##### PROVIDED RECORDS
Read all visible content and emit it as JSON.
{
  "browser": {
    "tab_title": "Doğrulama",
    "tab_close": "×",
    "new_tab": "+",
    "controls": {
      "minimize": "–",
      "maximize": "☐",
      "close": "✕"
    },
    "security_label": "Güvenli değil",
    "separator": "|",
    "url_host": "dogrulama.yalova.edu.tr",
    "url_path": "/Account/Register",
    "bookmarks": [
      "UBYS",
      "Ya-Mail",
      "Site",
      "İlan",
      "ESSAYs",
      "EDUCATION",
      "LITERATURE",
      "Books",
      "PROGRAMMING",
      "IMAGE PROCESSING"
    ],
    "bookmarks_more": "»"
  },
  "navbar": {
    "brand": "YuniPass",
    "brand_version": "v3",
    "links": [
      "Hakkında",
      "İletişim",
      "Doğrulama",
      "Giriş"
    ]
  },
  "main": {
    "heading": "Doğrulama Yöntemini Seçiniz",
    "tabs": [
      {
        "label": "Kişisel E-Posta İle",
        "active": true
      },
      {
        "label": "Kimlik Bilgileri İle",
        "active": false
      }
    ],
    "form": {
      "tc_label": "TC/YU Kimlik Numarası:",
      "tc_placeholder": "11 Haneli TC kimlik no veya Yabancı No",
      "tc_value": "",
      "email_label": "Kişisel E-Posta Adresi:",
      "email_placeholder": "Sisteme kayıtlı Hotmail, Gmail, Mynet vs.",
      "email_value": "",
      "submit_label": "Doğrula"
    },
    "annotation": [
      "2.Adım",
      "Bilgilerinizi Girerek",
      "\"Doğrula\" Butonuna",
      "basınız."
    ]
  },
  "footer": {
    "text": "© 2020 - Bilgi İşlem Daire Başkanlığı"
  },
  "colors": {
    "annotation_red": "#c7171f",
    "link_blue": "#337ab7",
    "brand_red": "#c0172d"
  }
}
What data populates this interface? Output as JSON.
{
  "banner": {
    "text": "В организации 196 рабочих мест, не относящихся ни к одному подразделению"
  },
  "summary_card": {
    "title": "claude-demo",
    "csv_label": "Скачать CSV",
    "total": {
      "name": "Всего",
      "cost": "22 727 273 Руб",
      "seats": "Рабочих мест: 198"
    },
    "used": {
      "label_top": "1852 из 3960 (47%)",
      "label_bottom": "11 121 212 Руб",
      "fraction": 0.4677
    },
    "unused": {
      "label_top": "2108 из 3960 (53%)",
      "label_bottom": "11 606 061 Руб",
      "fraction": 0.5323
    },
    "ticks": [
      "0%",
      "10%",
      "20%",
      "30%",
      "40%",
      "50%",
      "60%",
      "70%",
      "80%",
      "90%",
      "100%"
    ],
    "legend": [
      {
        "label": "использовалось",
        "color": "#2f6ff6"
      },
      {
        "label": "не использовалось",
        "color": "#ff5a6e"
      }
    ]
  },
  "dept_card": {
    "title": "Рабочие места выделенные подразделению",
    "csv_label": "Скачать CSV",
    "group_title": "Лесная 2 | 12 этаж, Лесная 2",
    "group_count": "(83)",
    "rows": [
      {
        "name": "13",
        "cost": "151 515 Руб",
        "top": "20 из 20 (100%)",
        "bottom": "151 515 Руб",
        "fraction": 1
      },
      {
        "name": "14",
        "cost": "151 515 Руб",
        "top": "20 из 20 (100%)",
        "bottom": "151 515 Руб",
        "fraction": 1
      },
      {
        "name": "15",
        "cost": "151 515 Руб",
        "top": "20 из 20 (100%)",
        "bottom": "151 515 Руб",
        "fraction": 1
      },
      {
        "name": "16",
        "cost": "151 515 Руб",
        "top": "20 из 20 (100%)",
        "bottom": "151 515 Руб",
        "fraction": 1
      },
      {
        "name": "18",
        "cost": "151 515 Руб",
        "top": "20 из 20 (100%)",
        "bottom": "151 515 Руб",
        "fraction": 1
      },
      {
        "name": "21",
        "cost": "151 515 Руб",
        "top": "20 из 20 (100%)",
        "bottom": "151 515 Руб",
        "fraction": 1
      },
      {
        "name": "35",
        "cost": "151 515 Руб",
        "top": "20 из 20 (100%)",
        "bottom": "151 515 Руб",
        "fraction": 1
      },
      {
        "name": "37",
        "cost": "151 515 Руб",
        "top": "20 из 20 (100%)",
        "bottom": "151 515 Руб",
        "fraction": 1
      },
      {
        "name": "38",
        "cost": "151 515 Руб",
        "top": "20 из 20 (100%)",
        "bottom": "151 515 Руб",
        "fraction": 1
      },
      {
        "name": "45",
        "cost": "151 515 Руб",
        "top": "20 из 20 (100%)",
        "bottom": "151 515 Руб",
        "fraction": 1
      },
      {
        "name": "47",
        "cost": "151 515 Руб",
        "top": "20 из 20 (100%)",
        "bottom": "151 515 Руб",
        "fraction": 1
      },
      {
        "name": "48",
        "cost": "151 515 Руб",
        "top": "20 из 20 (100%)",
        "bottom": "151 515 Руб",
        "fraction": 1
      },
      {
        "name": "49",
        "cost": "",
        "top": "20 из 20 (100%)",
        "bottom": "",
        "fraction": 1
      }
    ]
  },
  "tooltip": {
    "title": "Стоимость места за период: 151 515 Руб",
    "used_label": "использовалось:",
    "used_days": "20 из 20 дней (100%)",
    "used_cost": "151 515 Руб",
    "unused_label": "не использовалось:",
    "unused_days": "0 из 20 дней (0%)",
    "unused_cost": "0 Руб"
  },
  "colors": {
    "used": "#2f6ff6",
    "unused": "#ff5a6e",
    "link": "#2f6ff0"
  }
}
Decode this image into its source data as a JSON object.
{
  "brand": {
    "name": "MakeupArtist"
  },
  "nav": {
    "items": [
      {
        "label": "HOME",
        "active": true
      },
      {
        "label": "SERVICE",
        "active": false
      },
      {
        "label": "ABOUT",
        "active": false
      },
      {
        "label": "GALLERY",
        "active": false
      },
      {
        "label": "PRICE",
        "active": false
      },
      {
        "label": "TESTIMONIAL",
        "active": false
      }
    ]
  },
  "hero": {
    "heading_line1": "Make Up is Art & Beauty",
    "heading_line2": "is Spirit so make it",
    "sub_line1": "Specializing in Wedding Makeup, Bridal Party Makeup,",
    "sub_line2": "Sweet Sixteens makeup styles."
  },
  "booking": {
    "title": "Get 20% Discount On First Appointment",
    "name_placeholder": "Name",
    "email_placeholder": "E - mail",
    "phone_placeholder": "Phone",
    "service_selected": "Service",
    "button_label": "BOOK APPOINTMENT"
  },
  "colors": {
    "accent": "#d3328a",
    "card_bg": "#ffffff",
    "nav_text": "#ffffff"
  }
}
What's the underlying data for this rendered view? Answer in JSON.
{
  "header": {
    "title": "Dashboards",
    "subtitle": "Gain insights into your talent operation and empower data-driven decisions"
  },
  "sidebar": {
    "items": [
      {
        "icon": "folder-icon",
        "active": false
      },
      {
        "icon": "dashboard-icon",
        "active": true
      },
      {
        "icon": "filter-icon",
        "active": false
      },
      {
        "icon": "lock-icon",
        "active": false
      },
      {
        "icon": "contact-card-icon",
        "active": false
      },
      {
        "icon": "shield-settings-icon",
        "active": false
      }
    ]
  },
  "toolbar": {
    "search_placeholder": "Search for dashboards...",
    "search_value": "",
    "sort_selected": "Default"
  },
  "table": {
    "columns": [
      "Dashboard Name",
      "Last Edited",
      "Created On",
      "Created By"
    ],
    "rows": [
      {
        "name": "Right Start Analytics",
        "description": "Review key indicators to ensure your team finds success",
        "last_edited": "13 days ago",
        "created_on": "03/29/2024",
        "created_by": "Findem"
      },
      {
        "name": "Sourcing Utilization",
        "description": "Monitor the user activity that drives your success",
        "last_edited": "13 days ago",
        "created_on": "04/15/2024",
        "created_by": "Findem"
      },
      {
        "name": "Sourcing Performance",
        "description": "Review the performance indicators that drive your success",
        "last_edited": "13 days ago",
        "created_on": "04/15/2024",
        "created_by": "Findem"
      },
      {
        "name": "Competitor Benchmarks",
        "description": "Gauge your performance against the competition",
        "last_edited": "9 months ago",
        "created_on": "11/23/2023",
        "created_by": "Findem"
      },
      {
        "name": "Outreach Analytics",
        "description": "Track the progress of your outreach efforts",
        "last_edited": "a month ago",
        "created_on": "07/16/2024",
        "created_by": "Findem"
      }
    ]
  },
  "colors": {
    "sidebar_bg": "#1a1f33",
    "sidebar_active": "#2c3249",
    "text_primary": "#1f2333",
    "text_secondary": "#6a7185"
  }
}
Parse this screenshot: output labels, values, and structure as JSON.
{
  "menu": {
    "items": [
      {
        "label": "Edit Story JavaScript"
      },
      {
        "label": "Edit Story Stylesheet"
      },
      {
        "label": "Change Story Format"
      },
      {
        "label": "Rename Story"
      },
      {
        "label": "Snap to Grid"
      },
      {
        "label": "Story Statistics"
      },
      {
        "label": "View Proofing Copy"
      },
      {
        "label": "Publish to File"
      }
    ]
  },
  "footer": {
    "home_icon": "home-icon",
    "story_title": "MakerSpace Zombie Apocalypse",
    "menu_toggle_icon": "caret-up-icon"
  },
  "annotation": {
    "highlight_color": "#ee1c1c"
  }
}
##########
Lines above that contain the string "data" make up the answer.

▸ SOLUTION TO THE EXERCISE
What data populates this interface? Output as JSON.
Decode this image into its source data as a JSON object.
What's the underlying data for this rendered view? Answer in JSON.
    "subtitle": "Gain insights into your talent operation and empower data-driven decisions"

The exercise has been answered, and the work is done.